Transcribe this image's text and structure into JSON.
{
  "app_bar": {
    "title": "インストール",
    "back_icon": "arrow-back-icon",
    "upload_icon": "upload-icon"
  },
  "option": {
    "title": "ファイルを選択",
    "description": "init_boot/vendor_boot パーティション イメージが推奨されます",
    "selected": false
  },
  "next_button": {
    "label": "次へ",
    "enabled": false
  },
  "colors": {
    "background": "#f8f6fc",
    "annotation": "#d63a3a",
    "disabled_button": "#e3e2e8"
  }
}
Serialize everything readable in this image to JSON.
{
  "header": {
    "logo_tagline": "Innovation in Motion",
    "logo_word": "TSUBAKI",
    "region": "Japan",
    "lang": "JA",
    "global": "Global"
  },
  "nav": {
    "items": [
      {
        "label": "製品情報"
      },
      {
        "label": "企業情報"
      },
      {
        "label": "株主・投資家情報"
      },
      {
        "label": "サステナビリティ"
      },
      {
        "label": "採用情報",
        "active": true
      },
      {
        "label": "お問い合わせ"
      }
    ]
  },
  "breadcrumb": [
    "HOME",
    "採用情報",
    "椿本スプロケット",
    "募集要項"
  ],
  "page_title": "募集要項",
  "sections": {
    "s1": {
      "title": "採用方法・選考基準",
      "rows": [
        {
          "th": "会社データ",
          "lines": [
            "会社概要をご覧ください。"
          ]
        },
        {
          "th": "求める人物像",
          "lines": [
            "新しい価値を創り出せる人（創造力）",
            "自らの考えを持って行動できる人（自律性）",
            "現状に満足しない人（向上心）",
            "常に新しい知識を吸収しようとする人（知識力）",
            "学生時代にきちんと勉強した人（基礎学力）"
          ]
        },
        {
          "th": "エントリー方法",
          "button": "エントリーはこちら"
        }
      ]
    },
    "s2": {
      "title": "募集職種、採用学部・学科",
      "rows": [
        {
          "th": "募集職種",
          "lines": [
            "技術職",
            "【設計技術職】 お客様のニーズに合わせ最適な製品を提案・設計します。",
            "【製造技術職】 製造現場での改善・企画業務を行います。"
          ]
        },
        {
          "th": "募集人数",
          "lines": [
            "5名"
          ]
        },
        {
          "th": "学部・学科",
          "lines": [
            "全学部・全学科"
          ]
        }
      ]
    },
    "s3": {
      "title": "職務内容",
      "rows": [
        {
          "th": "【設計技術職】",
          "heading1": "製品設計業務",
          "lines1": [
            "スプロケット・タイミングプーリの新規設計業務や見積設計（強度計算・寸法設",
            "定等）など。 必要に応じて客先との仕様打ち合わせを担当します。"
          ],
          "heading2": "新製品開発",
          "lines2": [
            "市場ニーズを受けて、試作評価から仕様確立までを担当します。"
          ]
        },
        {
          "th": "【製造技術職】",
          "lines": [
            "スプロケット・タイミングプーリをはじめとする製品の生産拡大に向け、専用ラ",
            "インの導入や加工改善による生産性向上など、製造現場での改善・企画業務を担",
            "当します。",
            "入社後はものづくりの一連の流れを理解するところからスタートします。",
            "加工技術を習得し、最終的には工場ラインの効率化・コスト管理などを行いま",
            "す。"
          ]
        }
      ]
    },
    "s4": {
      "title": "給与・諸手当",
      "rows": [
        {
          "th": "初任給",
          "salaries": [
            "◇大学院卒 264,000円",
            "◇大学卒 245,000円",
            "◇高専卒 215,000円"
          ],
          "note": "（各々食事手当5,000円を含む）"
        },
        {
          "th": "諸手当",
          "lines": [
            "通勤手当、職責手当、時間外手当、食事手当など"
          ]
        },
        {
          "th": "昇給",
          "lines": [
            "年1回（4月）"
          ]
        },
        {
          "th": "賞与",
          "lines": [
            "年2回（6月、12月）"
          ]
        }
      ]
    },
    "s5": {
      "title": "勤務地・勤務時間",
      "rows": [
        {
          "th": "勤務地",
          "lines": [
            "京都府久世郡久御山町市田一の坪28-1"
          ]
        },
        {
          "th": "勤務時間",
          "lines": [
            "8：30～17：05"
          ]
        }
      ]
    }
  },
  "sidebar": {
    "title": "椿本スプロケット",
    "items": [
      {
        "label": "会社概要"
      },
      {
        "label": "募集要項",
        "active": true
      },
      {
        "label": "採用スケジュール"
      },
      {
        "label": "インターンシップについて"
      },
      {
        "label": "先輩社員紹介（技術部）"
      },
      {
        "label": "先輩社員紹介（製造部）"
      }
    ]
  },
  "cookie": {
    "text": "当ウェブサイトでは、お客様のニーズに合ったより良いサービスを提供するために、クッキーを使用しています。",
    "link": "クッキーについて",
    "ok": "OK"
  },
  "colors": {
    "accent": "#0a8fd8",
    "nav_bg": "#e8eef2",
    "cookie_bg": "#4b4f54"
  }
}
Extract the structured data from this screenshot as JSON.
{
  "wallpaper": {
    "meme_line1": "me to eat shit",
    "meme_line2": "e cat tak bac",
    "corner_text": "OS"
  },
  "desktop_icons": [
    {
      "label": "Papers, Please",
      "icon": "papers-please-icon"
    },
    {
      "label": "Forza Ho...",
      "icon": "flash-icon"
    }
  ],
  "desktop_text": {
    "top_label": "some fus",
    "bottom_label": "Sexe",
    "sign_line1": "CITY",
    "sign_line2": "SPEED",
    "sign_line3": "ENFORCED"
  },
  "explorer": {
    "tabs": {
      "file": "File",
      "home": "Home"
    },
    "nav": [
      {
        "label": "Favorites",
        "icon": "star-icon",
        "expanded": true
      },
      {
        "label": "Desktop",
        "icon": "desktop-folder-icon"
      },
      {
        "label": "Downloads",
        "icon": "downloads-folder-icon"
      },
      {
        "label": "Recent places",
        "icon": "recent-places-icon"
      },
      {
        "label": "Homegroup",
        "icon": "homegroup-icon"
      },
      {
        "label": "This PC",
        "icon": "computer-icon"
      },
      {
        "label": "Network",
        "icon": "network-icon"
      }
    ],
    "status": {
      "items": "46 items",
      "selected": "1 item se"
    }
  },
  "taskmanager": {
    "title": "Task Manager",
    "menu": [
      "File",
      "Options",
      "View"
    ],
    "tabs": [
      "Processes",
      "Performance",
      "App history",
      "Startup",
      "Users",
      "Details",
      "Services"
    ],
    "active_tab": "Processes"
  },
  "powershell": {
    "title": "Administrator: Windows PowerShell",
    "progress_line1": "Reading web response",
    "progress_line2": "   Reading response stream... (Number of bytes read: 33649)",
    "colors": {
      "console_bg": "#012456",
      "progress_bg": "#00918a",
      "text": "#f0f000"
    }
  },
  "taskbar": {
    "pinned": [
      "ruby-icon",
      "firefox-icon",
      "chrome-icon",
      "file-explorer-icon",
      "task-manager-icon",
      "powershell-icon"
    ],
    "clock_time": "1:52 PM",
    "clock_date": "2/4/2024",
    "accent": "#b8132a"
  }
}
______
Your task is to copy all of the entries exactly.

# [REPLY]
Transcribe this image's text and structure into JSON.
{
  "app_bar": {
    "title": "インストール",
    "back_icon": "arrow-back-icon",
    "upload_icon": "upload-icon"
  },
  "option": {
    "title": "ファイルを選択",
    "description": "init_boot/vendor_boot パーティション イメージが推奨されます",
    "selected": false
  },
  "next_button": {
    "label": "次へ",
    "enabled": false
  },
  "colors": {
    "background": "#f8f6fc",
    "annotation": "#d63a3a",
    "disabled_button": "#e3e2e8"
  }
}
Serialize everything readable in this image to JSON.
{
  "header": {
    "logo_tagline": "Innovation in Motion",
    "logo_word": "TSUBAKI",
    "region": "Japan",
    "lang": "JA",
    "global": "Global"
  },
  "nav": {
    "items": [
      {
        "label": "製品情報"
      },
      {
        "label": "企業情報"
      },
      {
        "label": "株主・投資家情報"
      },
      {
        "label": "サステナビリティ"
      },
      {
        "label": "採用情報",
        "active": true
      },
      {
        "label": "お問い合わせ"
      }
    ]
  },
  "breadcrumb": [
    "HOME",
    "採用情報",
    "椿本スプロケット",
    "募集要項"
  ],
  "page_title": "募集要項",
  "sections": {
    "s1": {
      "title": "採用方法・選考基準",
      "rows": [
        {
          "th": "会社データ",
          "lines": [
            "会社概要をご覧ください。"
          ]
        },
        {
          "th": "求める人物像",
          "lines": [
            "新しい価値を創り出せる人（創造力）",
            "自らの考えを持って行動できる人（自律性）",
            "現状に満足しない人（向上心）",
            "常に新しい知識を吸収しようとする人（知識力）",
            "学生時代にきちんと勉強した人（基礎学力）"
          ]
        },
        {
          "th": "エントリー方法",
          "button": "エントリーはこちら"
        }
      ]
    },
    "s2": {
      "title": "募集職種、採用学部・学科",
      "rows": [
        {
          "th": "募集職種",
          "lines": [
            "技術職",
            "【設計技術職】 お客様のニーズに合わせ最適な製品を提案・設計します。",
            "【製造技術職】 製造現場での改善・企画業務を行います。"
          ]
        },
        {
          "th": "募集人数",
          "lines": [
            "5名"
          ]
        },
        {
          "th": "学部・学科",
          "lines": [
            "全学部・全学科"
          ]
        }
      ]
    },
    "s3": {
      "title": "職務内容",
      "rows": [
        {
          "th": "【設計技術職】",
          "heading1": "製品設計業務",
          "lines1": [
            "スプロケット・タイミングプーリの新規設計業務や見積設計（強度計算・寸法設",
            "定等）など。 必要に応じて客先との仕様打ち合わせを担当します。"
          ],
          "heading2": "新製品開発",
          "lines2": [
            "市場ニーズを受けて、試作評価から仕様確立までを担当します。"
          ]
        },
        {
          "th": "【製造技術職】",
          "lines": [
            "スプロケット・タイミングプーリをはじめとする製品の生産拡大に向け、専用ラ",
            "インの導入や加工改善による生産性向上など、製造現場での改善・企画業務を担",
            "当します。",
            "入社後はものづくりの一連の流れを理解するところからスタートします。",
            "加工技術を習得し、最終的には工場ラインの効率化・コスト管理などを行いま",
            "す。"
          ]
        }
      ]
    },
    "s4": {
      "title": "給与・諸手当",
      "rows": [
        {
          "th": "初任給",
          "salaries": [
            "◇大学院卒 264,000円",
            "◇大学卒 245,000円",
            "◇高専卒 215,000円"
          ],
          "note": "（各々食事手当5,000円を含む）"
        },
        {
          "th": "諸手当",
          "lines": [
            "通勤手当、職責手当、時間外手当、食事手当など"
          ]
        },
        {
          "th": "昇給",
          "lines": [
            "年1回（4月）"
          ]
        },
        {
          "th": "賞与",
          "lines": [
            "年2回（6月、12月）"
          ]
        }
      ]
    },
    "s5": {
      "title": "勤務地・勤務時間",
      "rows": [
        {
          "th": "勤務地",
          "lines": [
            "京都府久世郡久御山町市田一の坪28-1"
          ]
        },
        {
          "th": "勤務時間",
          "lines": [
            "8：30～17：05"
          ]
        }
      ]
    }
  },
  "sidebar": {
    "title": "椿本スプロケット",
    "items": [
      {
        "label": "会社概要"
      },
      {
        "label": "募集要項",
        "active": true
      },
      {
        "label": "採用スケジュール"
      },
      {
        "label": "インターンシップについて"
      },
      {
        "label": "先輩社員紹介（技術部）"
      },
      {
        "label": "先輩社員紹介（製造部）"
      }
    ]
  },
  "cookie": {
    "text": "当ウェブサイトでは、お客様のニーズに合ったより良いサービスを提供するために、クッキーを使用しています。",
    "link": "クッキーについて",
    "ok": "OK"
  },
  "colors": {
    "accent": "#0a8fd8",
    "nav_bg": "#e8eef2",
    "cookie_bg": "#4b4f54"
  }
}
Extract the structured data from this screenshot as JSON.
{
  "wallpaper": {
    "meme_line1": "me to eat shit",
    "meme_line2": "e cat tak bac",
    "corner_text": "OS"
  },
  "desktop_icons": [
    {
      "label": "Papers, Please",
      "icon": "papers-please-icon"
    },
    {
      "label": "Forza Ho...",
      "icon": "flash-icon"
    }
  ],
  "desktop_text": {
    "top_label": "some fus",
    "bottom_label": "Sexe",
    "sign_line1": "CITY",
    "sign_line2": "SPEED",
    "sign_line3": "ENFORCED"
  },
  "explorer": {
    "tabs": {
      "file": "File",
      "home": "Home"
    },
    "nav": [
      {
        "label": "Favorites",
        "icon": "star-icon",
        "expanded": true
      },
      {
        "label": "Desktop",
        "icon": "desktop-folder-icon"
      },
      {
        "label": "Downloads",
        "icon": "downloads-folder-icon"
      },
      {
        "label": "Recent places",
        "icon": "recent-places-icon"
      },
      {
        "label": "Homegroup",
        "icon": "homegroup-icon"
      },
      {
        "label": "This PC",
        "icon": "computer-icon"
      },
      {
        "label": "Network",
        "icon": "network-icon"
      }
    ],
    "status": {
      "items": "46 items",
      "selected": "1 item se"
    }
  },
  "taskmanager": {
    "title": "Task Manager",
    "menu": [
      "File",
      "Options",
      "View"
    ],
    "tabs": [
      "Processes",
      "Performance",
      "App history",
      "Startup",
      "Users",
      "Details",
      "Services"
    ],
    "active_tab": "Processes"
  },
  "powershell": {
    "title": "Administrator: Windows PowerShell",
    "progress_line1": "Reading web response",
    "progress_line2": "   Reading response stream... (Number of bytes read: 33649)",
    "colors": {
      "console_bg": "#012456",
      "progress_bg": "#00918a",
      "text": "#f0f000"
    }
  },
  "taskbar": {
    "pinned": [
      "ruby-icon",
      "firefox-icon",
      "chrome-icon",
      "file-explorer-icon",
      "task-manager-icon",
      "powershell-icon"
    ],
    "clock_time": "1:52 PM",
    "clock_date": "2/4/2024",
    "accent": "#b8132a"
  }
}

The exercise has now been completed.